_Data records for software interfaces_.

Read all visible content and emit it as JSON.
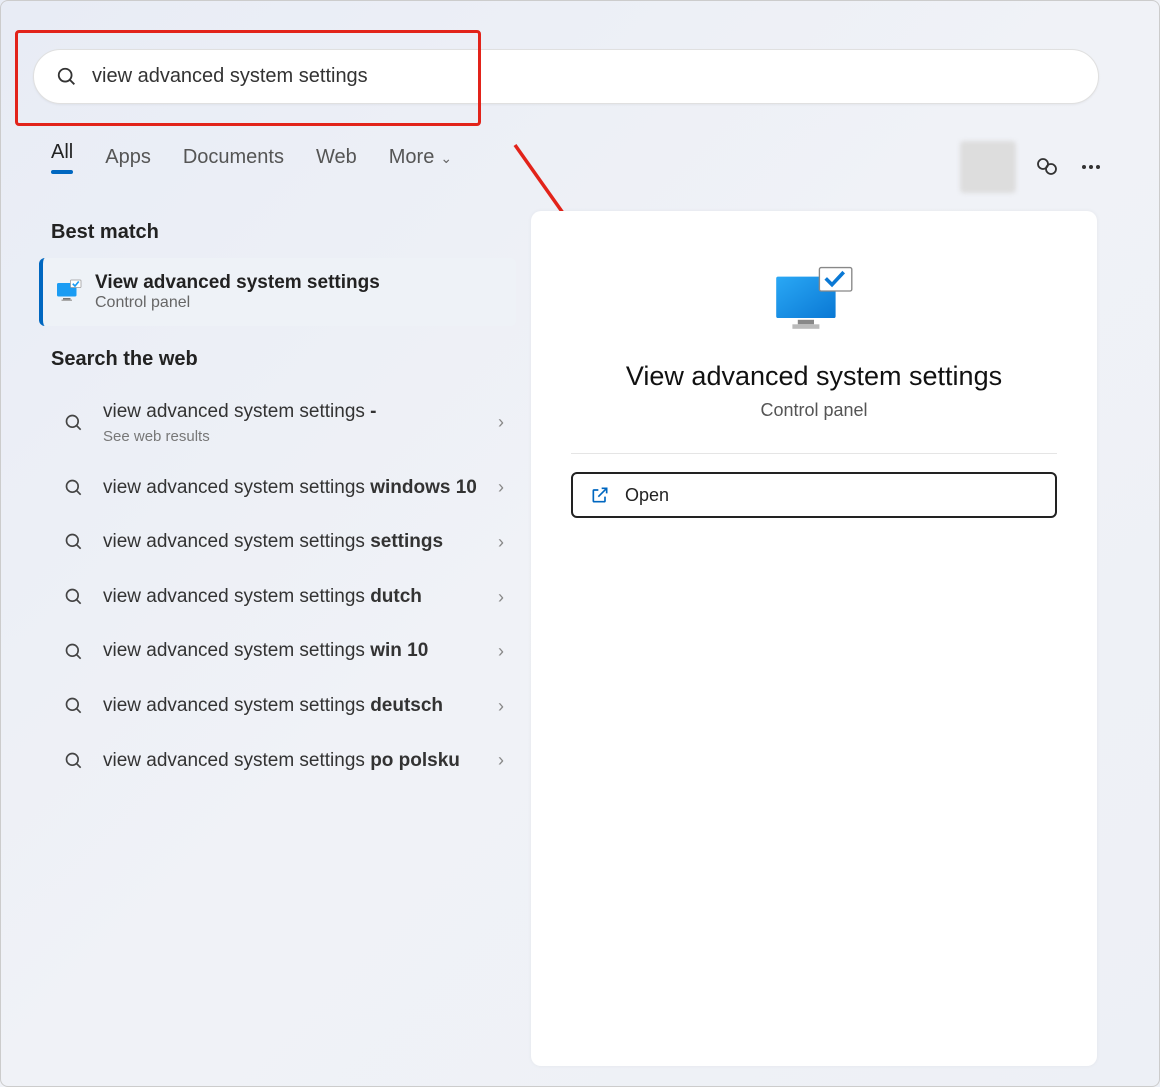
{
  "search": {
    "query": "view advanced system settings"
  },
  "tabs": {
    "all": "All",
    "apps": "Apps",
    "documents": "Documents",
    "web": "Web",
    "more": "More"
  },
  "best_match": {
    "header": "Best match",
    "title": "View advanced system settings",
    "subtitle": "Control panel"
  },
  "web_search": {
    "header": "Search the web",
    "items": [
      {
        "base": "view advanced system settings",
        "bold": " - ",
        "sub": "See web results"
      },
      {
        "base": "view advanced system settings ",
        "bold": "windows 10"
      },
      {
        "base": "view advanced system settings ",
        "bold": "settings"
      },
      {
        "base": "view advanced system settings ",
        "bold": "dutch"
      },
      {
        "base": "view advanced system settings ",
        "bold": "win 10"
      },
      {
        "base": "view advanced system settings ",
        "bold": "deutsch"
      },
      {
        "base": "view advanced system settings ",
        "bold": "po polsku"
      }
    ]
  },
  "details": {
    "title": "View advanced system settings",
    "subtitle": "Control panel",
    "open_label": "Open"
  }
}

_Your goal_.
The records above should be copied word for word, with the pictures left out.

_Solution to the problem_.
Read all visible content and emit it as JSON.
{
  "search": {
    "query": "view advanced system settings"
  },
  "tabs": {
    "all": "All",
    "apps": "Apps",
    "documents": "Documents",
    "web": "Web",
    "more": "More"
  },
  "best_match": {
    "header": "Best match",
    "title": "View advanced system settings",
    "subtitle": "Control panel"
  },
  "web_search": {
    "header": "Search the web",
    "items": [
      {
        "base": "view advanced system settings",
        "bold": " - ",
        "sub": "See web results"
      },
      {
        "base": "view advanced system settings ",
        "bold": "windows 10"
      },
      {
        "base": "view advanced system settings ",
        "bold": "settings"
      },
      {
        "base": "view advanced system settings ",
        "bold": "dutch"
      },
      {
        "base": "view advanced system settings ",
        "bold": "win 10"
      },
      {
        "base": "view advanced system settings ",
        "bold": "deutsch"
      },
      {
        "base": "view advanced system settings ",
        "bold": "po polsku"
      }
    ]
  },
  "details": {
    "title": "View advanced system settings",
    "subtitle": "Control panel",
    "open_label": "Open"
  }
}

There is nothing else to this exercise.